CBS2’s Alice Gainer reported Yelp issued a new type of consumer alert of the pages of businesses that have threatened customers with legal action.
The alert reads in part: “This business may be trying to abuse the legal system in an effort to stifle free speech. Reviewers who share their experiences have a First Amendment right to express their opinions on Yelp.”
Last summer, Dr. Nima Dayani, an endodontist, filed a defamation lawsuit against a reviewer after the patient called the doctor “curt” and “dismissive,” said there was a long wait time and gave a three-star review. However, the reviewer also stated the doctor was genuinely interested in finding a cause of the pain.
It wasn’t the first time Dayani sued a reviewer.
In a statement, Dayani said he readily accepts criticism, but when he sees a review that contains an assertion that he says is not true, he first asks the reviewer to take it down, and if they don’t, then he takes legal action.
Dayani’s listing on Yelp is the third to get this kind of consumer alert.

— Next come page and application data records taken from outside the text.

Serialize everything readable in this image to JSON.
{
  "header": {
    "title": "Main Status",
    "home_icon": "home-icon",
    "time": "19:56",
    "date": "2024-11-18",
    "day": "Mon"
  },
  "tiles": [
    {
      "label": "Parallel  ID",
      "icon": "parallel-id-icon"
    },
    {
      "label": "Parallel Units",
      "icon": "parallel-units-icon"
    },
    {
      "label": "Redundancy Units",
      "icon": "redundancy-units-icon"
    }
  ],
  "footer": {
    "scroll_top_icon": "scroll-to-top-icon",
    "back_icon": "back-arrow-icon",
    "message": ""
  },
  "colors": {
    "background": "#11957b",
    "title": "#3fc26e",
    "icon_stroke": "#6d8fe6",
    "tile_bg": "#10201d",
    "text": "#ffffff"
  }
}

A Texas pet sitting service and a Florida moving company also have them. Michelle Douchouquette and her husband were sued when Prestigious Pets in Dallas said the couple violated a non-disparagement clause.
“When I say it out loud, saying I’m getting sued up to $1 million over this review, I can’t believe it,” she said. “I don’t think it was hateful. It didn’t have bad intent. It’s my opinion of a business.”

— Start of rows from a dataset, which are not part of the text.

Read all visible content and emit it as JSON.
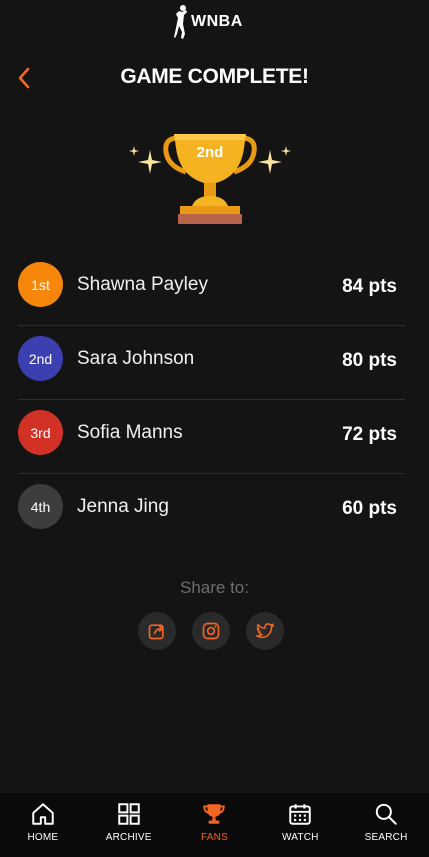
{
  "app": {
    "logo_text": "WNBA"
  },
  "header": {
    "title": "GAME COMPLETE!"
  },
  "trophy": {
    "place_label": "2nd"
  },
  "leaderboard": [
    {
      "rank": "1st",
      "name": "Shawna Payley",
      "points": "84 pts",
      "color": "#f7870a"
    },
    {
      "rank": "2nd",
      "name": "Sara Johnson",
      "points": "80 pts",
      "color": "#3b3fb0"
    },
    {
      "rank": "3rd",
      "name": "Sofia Manns",
      "points": "72 pts",
      "color": "#d23226"
    },
    {
      "rank": "4th",
      "name": "Jenna Jing",
      "points": "60 pts",
      "color": "#3d3d3d"
    }
  ],
  "share": {
    "label": "Share to:",
    "targets": [
      "share-icon",
      "instagram-icon",
      "twitter-icon"
    ]
  },
  "nav": {
    "items": [
      {
        "label": "HOME",
        "icon": "home-icon"
      },
      {
        "label": "ARCHIVE",
        "icon": "archive-icon"
      },
      {
        "label": "FANS",
        "icon": "trophy-icon",
        "active": true
      },
      {
        "label": "WATCH",
        "icon": "calendar-icon"
      },
      {
        "label": "SEARCH",
        "icon": "search-icon"
      }
    ]
  },
  "colors": {
    "accent": "#f26522",
    "background": "#141414",
    "gold": "#f5b221"
  }
}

Civil rights attorney Normal Siegel said what Yelp is doing is a good thing.
“We need to encourage people to speak their mind,” Siegel said.
However, Siegel added that reviewers must be stating the “absolute truth.”
“When you’re speaking your mind make sure what you’re saying is the absolute truth,” he said. “It it’s not truthful, they do run a risk that a business can claim their reputation has been injured and they could bring a defamation lawsuit, although it’s hard to win a defamation lawsuit.”
Siegel also said that Yelp should change its wording of the alerts and take out First Amendment.
“Because the First Amendment is only applicable to government action, so when you’re dealing with a private business the First Amendment doesn’t kick in,” he said. “What kicks in is our concept of the right to express yourself.”
Two bills have been introduced in Congress: the “Right to Yelp Bill,” also known as the Consumer Review Fairness Act, and the Speak Free Act. It would prevent businesses from suing over negative reviews.